As souls unbodied, bodies uncloth'd must be,
To taste whole joyes. Gems which you women use
Are like Atlanta's balls, cast in mens views,
That when a fool's eye lighteth on a gem,
His earthly soul may covet theirs, not them:
Like pictures or like books gay coverings made
For lay-men, are all women thus array'd.
Themselves are mystick books, which only wee
(Whom their imputed grace will dignify)
Must see rever'd. Then since that I may know;
As liberally, as to a midwife show
Thyself: cast all, yea, this white linen hence,
There is no penance due to innocence:
To teach thee I am naked first; why than
What needst thou have more covering then a man?
I long to talk with some old lover's ghost,
Who died before the god of Love was born:
I cannot think that he, who then lov'd most,
Sunk so low, as to love one which did scorn.
But since this god produc'd a destiny,
And that vice-nature, custom, lets it be;
I must love her, that loves not me.
Sure, they which made him god, meant not so much:
Nor he, in his young godhead practic'd it.
But when an even flame two hearts did touch,
His office was indulgently to fit
Actives to passives. Correspondency
Only his subject was; it cannot be
Love, till I love her, that loves me.
But every modern god will now extend
His vast perogative, as far as Jove.
To rage, to lust, to write it, to commend,
All is the purlew of the God of Love.
Oh, were we wakened by this tyranny
To ungod this child again, it could not be
That I should love, who loves not me.
Rebel and Atheist too, why murmur I,
As though I felt the worst that love could do?
Love might make me leave loving, or might try
A deeper plague, to make her love me too,

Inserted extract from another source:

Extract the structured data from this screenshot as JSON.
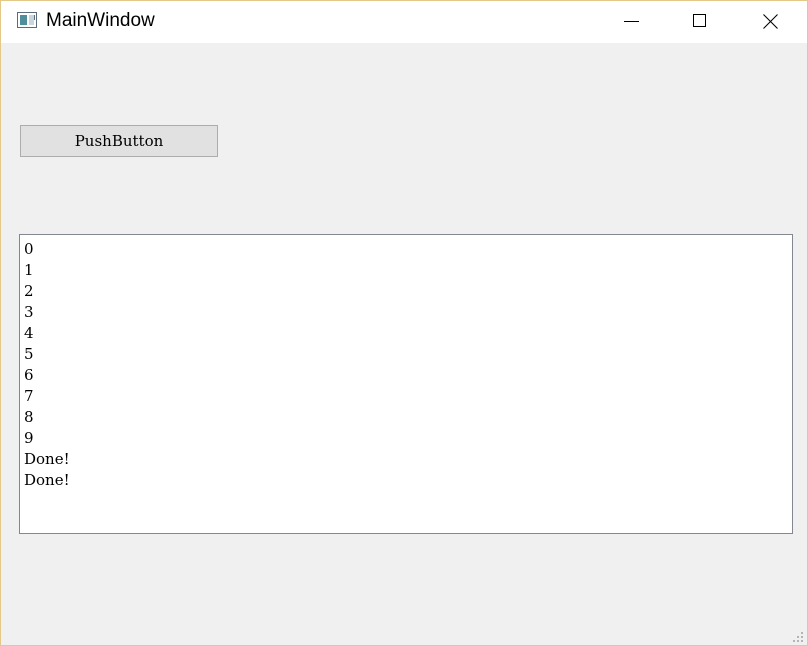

Which since she loves before, I am loth to see;
Falsehood is worse than hate; and that must be
If she whom I love, should love me.